The prime minister has allegedly complained to his colleagues that he cannot live on his annual salary of £150,402 and earned more before he took up the top job in July last year.
Shortly before becoming PM, Johnson earned £23,000 a month for his newspaper column in The Telegraph, on top of speeches and appearances for which he raked in hundreds of thousands of pounds.
In one month alone, he reportedly received £160,000 for giving two speeches, according to the Mirror.
But Whitehall sources told the paper the PM wants to wait another six months before handing in his resignation, so he can get Brexit done and see the UK through the worst of the pandemic.
One MP said Johnson was concerned about raising his six children and sending his youngest son, Wilfred, to Eton, which costs £42,500 a year.
‘Boris has at least six children, some young enough to need financial help,’ the MP reportedly said.
‘And he had to pay ex-wife Marina Wheeler a shedload as part of their divorce deal.’
Another MP called Johnson, who had long pursued his dream of becoming prime minister, a ‘typical adulterer’ who was ‘more interested in the chase than the prize’.

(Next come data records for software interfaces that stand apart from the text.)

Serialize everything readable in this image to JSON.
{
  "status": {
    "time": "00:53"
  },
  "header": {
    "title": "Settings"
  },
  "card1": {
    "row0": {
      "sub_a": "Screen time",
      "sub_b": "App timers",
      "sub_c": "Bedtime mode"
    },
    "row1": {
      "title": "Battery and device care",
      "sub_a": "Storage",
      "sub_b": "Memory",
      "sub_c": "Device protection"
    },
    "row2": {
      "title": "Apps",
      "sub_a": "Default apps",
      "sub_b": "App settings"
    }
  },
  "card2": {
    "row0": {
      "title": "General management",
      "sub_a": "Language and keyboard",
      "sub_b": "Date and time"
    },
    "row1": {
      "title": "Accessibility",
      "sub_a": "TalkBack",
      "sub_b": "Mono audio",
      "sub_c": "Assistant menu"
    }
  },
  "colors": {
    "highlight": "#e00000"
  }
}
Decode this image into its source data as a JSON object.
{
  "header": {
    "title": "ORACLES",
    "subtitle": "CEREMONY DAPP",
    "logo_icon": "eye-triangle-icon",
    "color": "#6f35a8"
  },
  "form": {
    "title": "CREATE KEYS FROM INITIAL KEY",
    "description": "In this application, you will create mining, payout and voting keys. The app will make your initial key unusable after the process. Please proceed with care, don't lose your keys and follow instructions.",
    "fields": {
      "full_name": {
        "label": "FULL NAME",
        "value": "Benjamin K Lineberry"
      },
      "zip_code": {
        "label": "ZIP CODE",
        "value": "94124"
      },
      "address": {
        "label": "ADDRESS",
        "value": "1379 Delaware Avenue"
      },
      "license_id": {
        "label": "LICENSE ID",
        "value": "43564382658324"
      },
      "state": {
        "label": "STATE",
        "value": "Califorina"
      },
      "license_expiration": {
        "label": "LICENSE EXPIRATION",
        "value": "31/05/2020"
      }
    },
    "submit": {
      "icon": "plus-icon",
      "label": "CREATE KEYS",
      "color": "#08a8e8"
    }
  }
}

No 10 denied the claims to Metro.co.uk but declined to comment further.
Government officials and former prime ministers can make a great amount of money by giving speeches and making appearances at engagements.
MPs believe Johnson is envious of his predecessors, with Theresa May earning more than £1 million on the lecture circuit since resigning last year.
David Cameron gets £120,000 per speech and Tony Blair is currently worth around £22 million due to consultancy work and giving lectures.
The claims comes after Jennifer Acuri yesterday admitted to having an affair with Johnson while he was mayor of London.
The businesswoman made the admission following accusations last year that Johnson gave her favourable treatment as mayor.
The PM avoided a criminal investigation after the police watchdog found no evidence he influenced thousands of pounds of public money being awarded to Ms Acuri.